In Iruña de Oca (12 km from Vitoria), there’s a mystical place where visitors can lose themselves in nature and history.
There are few more magical places to enjoy nature than at the magnificent Santa Catalina Botanical Garden. Visitors can discover thousands of flowers and a thousand different plants from the five continents – including 400 native species – on 32,000 square metres of lush parkland. Primroses, crocuses, mimosas, daffodils and orchids create a riot of blazing yellows, pristine whites, alarming purples and sizzling reds.
Santa Catalina is a living, changing landscape so every day in the garden is different. Young visitors will particularly enjoy the Santa Catalina comic and dramatized guided tours of the gardens featuring a series of historical characters.
Apart from the garden’s wonderful range of plants, it also boasts a series of unique features, such as the over one hundred chasms and potholes in the Badaia mountain range and the hundred-year-old holm oak forests.

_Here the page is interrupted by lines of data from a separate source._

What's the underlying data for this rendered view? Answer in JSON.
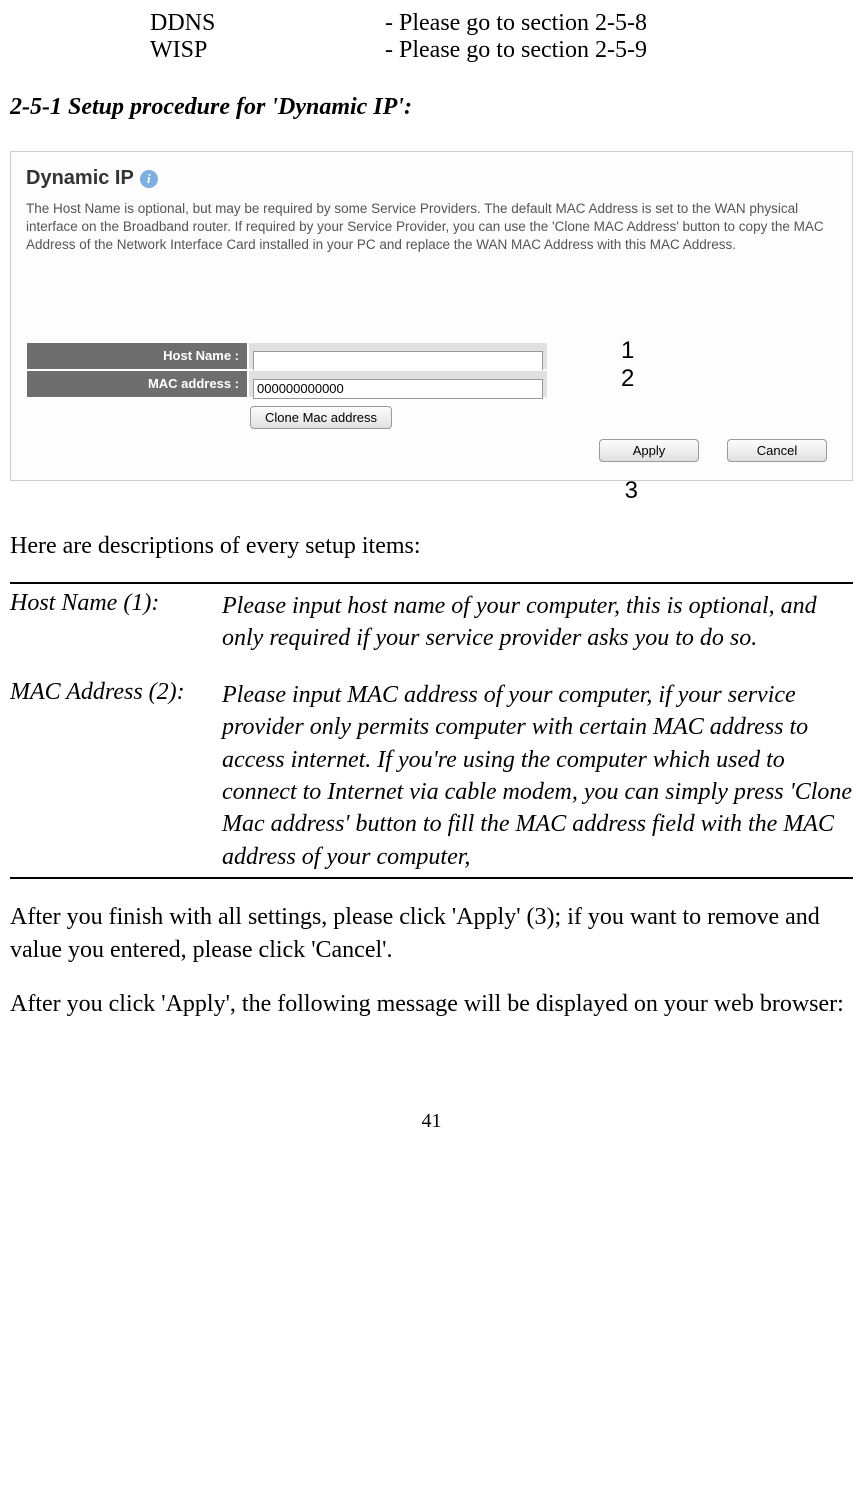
{
  "refs": [
    {
      "term": "DDNS",
      "note": "- Please go to section 2-5-8"
    },
    {
      "term": "WISP",
      "note": "- Please go to section 2-5-9"
    }
  ],
  "section_heading": "2-5-1 Setup procedure for 'Dynamic IP':",
  "screenshot": {
    "title": "Dynamic IP",
    "desc": "The Host Name is optional, but may be required by some Service Providers. The default MAC Address is set to the WAN physical interface on the Broadband router. If required by your Service Provider, you can use the 'Clone MAC Address' button to copy the MAC Address of the Network Interface Card installed in your PC and replace the WAN MAC Address with this MAC Address.",
    "host_label": "Host Name :",
    "mac_label": "MAC address :",
    "host_value": "",
    "mac_value": "000000000000",
    "clone_btn": "Clone Mac address",
    "apply_btn": "Apply",
    "cancel_btn": "Cancel"
  },
  "callouts": {
    "c1": "1",
    "c2": "2",
    "c3": "3"
  },
  "intro": "Here are descriptions of every setup items:",
  "definitions": [
    {
      "term": "Host Name (1):",
      "text": "Please input host name of your computer, this is optional, and only required if your service provider asks you to do so."
    },
    {
      "term": "MAC Address (2):",
      "text": "Please input MAC address of your computer, if your service provider only permits computer with certain MAC address to access internet. If you're using the computer which used to connect to Internet via cable modem, you can simply press 'Clone Mac address' button to fill the MAC address field with the MAC address of your computer,"
    }
  ],
  "para1": "After you finish with all settings, please click 'Apply' (3); if you want to remove and value you entered, please click 'Cancel'.",
  "para2": "After you click 'Apply', the following message will be displayed on your web browser:",
  "page_number": "41"
}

One of the garden’s highlights is the view from the top of the old church bell tower which is accessed by climbing a spiral staircase. One look at the Alava plains is enough to understand why history stopped there, as if unwilling to leave. Eventually, when the time came, the beauty of the holy ruins remained.
Originally a 13th-14th-century fortress, the complex was later used as a convent by the Hieronymite and Augustinian orders, before becoming privately owned and falling victim to fire in 1836, during the Carlist Wars.
After it was abandoned, it became overgrown, remaining derelict for over a century. Eventually, in the mid-1990s, someone realized its potential and stepped in to save it. With government support, a landscape of plants, trees, and flowers was created to shroud the mysterious ruins and forgotten secrets. The Santa Catalina Botanical Garden, which took four years to complete, was finally opened to the public in 2003.
Thanks to the garden’s privileged environment, it is home to dozens of butterfly species that have established colonies there over the last few years. Santa Catalina is committed to butterfly conservation and has created a new area which is devoted to these Lepidopteran insects. The dedicated area includes a range of host plants and information panels about the life cycle of butterflies and the importance of their contribution to our ecosystems.